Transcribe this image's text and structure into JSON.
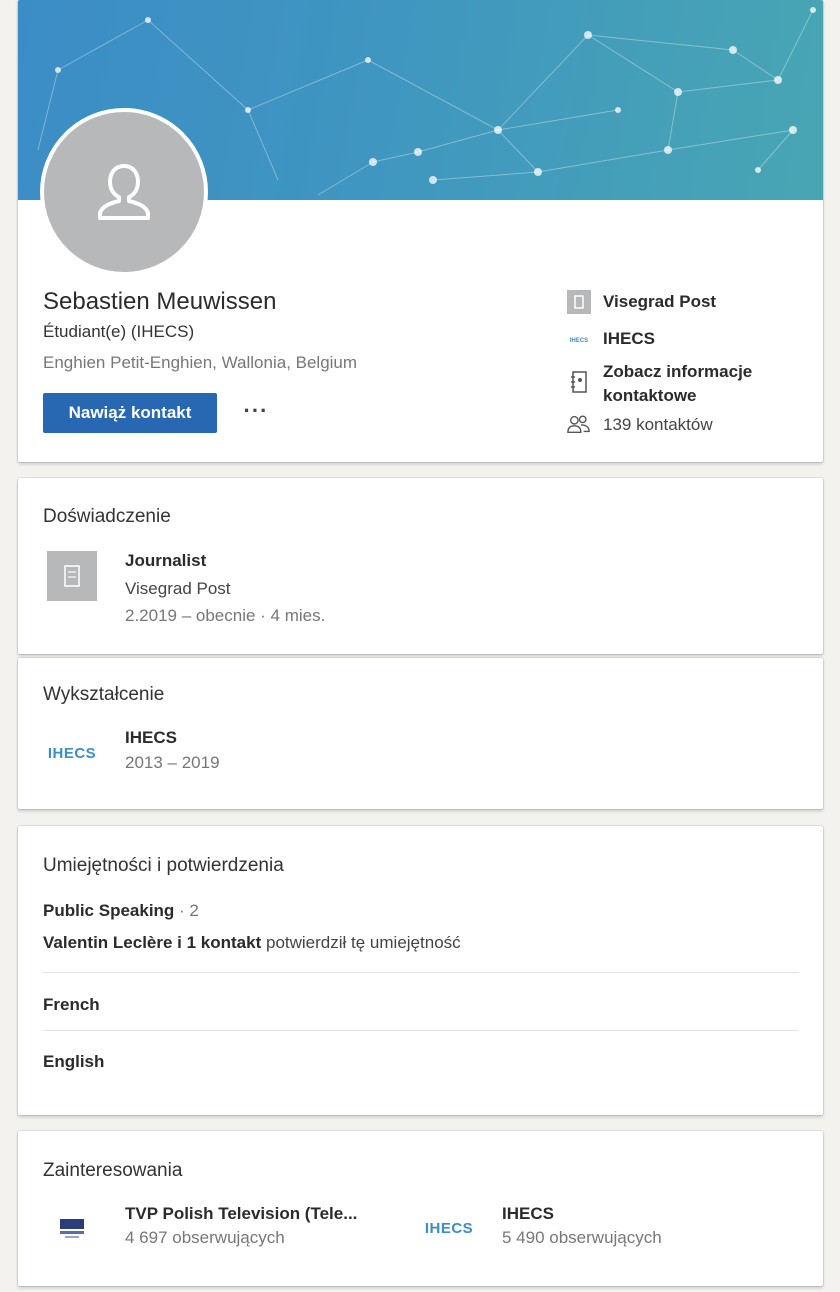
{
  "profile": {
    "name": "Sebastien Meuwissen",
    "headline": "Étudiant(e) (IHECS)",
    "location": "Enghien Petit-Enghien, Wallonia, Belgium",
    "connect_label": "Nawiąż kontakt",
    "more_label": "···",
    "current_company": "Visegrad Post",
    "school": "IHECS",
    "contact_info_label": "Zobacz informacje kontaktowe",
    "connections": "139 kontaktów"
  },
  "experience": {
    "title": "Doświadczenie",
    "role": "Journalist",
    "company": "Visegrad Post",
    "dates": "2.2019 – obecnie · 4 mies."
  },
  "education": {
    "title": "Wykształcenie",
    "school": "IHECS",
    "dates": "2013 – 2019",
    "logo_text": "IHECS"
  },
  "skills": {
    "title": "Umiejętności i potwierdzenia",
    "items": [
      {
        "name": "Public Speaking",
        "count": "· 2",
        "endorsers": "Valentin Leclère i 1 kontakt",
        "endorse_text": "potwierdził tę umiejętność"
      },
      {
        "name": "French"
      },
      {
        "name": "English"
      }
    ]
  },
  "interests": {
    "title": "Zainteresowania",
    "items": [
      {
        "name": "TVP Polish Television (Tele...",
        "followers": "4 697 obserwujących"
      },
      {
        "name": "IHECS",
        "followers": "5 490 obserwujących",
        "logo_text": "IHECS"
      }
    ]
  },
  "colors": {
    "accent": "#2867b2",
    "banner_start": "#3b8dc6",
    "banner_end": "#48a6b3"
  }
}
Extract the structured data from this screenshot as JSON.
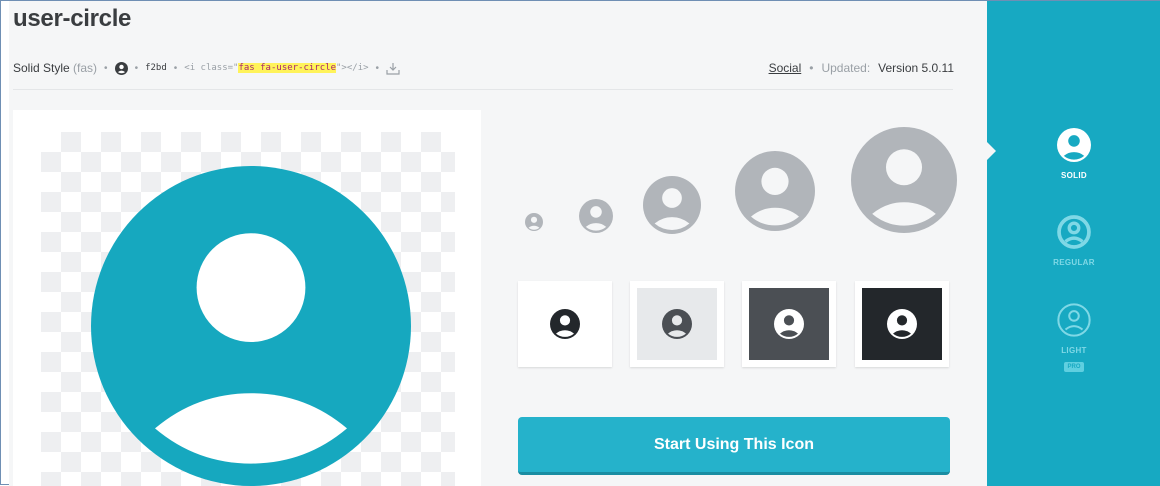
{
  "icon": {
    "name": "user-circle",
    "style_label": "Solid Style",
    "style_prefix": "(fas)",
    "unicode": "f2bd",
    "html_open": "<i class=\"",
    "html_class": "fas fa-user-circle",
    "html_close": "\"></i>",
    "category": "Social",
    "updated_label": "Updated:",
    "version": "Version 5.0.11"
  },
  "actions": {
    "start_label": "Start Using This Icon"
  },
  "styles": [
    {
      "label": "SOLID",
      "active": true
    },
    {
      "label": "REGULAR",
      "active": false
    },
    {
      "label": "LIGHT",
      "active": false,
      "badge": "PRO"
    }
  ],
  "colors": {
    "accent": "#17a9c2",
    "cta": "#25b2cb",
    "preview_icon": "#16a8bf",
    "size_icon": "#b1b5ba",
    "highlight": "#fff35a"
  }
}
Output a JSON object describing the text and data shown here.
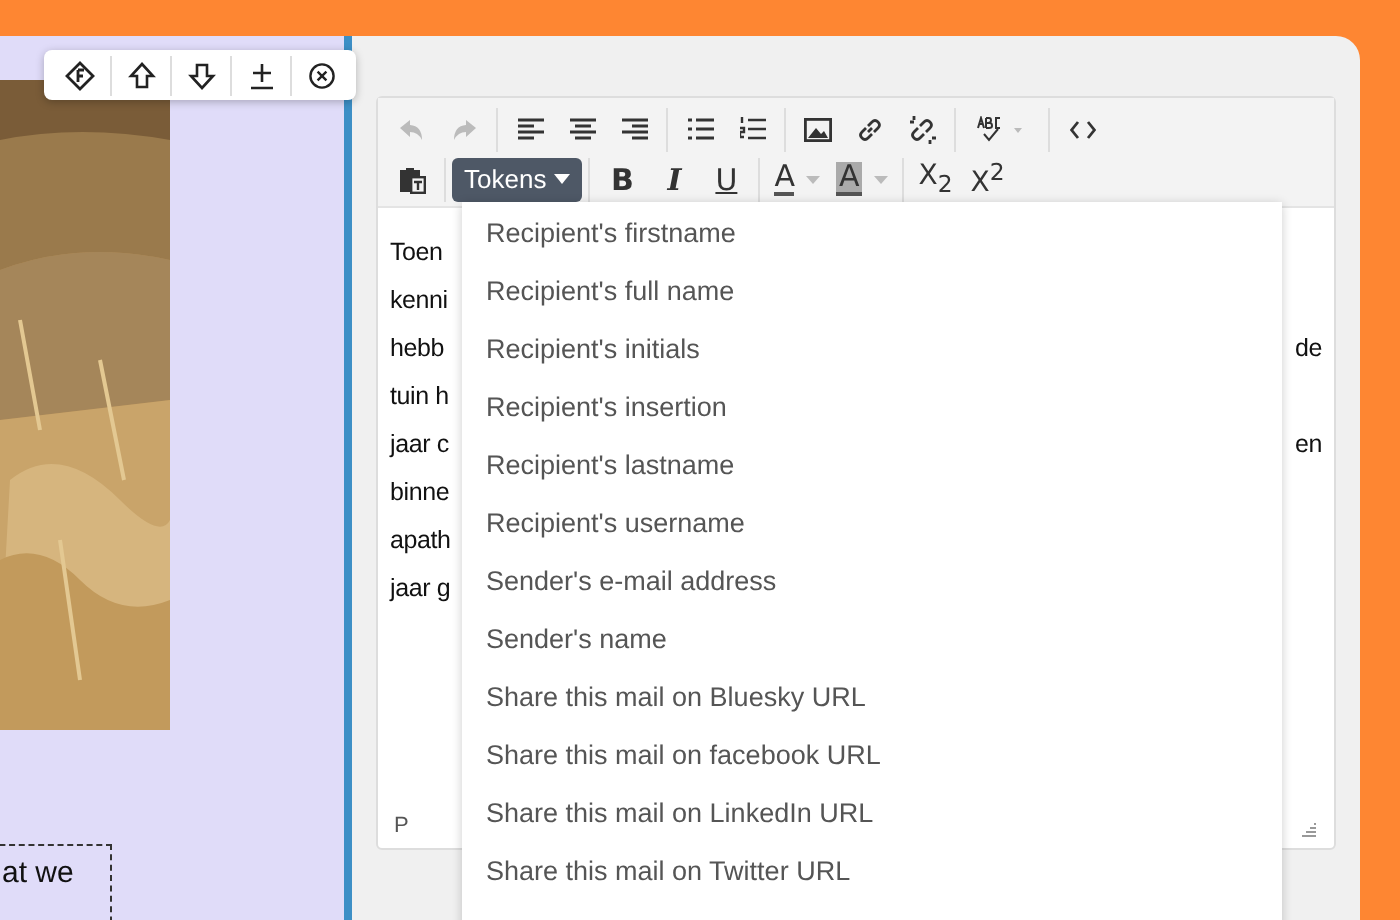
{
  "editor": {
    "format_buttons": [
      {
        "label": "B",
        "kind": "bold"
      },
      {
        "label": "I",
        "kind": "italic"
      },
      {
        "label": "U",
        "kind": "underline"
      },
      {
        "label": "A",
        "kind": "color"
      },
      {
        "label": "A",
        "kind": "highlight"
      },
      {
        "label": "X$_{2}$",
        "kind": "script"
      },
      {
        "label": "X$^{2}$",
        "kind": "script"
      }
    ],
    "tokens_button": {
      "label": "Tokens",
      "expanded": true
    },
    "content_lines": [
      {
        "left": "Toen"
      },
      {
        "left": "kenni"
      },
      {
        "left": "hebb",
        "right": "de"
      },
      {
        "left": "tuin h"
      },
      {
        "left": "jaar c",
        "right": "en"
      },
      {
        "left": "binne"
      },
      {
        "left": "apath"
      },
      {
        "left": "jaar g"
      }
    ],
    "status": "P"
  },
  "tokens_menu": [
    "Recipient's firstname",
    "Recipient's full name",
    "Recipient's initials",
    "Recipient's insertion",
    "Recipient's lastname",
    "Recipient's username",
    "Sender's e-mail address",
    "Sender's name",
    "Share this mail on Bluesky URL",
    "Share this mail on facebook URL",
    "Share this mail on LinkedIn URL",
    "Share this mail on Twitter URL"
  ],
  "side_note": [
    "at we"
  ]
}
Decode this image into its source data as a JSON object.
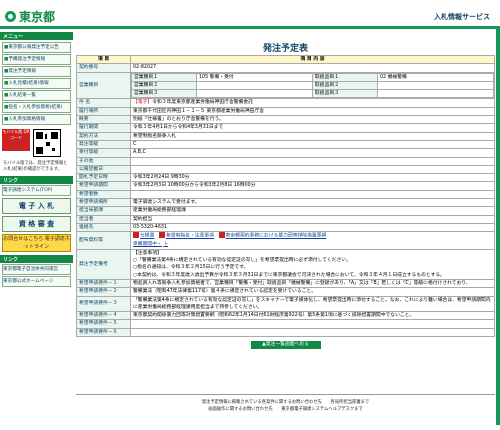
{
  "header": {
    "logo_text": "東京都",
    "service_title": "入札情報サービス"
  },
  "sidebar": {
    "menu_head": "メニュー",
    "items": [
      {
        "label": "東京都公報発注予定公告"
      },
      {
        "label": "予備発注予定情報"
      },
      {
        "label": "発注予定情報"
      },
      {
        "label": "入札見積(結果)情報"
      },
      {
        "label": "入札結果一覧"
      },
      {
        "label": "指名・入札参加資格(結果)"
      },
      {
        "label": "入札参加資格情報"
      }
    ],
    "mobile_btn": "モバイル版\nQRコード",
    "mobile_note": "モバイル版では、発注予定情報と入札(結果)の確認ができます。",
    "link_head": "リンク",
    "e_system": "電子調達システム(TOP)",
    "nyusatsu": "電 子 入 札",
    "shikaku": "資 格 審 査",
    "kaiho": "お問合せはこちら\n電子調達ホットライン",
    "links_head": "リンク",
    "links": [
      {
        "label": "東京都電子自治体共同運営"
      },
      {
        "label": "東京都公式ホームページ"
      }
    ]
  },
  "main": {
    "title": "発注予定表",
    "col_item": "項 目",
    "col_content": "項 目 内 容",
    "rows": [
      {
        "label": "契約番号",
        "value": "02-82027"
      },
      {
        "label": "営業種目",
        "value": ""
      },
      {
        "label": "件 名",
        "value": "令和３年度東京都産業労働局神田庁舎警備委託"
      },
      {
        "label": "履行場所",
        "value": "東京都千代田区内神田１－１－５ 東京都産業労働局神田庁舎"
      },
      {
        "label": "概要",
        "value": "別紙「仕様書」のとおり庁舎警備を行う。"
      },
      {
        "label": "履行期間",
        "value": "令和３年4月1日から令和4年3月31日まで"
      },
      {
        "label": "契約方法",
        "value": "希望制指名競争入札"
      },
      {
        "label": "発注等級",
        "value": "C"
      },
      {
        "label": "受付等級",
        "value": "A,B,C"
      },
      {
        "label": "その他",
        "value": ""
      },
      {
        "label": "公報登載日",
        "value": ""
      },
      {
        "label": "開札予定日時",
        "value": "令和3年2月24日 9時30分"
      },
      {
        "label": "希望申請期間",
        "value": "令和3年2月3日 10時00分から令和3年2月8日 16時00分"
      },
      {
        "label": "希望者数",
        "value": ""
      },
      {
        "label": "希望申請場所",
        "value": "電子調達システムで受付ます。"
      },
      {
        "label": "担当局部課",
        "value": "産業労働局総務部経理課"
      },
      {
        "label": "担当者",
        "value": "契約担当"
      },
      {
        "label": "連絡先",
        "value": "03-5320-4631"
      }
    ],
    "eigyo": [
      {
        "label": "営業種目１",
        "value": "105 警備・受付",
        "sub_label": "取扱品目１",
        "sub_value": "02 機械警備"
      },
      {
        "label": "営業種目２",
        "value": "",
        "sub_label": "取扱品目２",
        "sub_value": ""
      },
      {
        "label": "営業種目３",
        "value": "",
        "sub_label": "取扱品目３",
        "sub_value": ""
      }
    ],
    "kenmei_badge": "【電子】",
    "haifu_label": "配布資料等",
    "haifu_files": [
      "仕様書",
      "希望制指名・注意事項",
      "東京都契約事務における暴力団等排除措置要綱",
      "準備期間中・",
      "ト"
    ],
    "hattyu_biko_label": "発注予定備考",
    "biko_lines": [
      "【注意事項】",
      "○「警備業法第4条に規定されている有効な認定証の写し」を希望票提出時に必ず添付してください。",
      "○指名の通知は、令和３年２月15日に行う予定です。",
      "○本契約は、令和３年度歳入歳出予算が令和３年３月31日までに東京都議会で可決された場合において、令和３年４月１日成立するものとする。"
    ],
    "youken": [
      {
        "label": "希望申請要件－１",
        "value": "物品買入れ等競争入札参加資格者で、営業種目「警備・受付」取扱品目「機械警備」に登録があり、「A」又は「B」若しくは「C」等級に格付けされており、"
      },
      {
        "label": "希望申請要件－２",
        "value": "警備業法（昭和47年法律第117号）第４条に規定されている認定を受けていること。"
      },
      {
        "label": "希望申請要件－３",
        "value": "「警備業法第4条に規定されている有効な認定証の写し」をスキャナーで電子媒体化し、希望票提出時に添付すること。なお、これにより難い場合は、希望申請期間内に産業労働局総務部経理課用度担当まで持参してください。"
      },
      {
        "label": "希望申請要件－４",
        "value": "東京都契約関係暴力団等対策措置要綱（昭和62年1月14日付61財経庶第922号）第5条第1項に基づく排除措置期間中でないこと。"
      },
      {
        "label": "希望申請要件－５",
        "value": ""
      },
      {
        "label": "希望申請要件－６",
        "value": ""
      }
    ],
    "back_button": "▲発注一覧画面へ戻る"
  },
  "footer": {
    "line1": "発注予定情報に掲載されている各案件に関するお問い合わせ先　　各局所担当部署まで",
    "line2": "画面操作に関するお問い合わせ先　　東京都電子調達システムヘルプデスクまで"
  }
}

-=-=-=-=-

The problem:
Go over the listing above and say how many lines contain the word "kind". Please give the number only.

Finished task:
7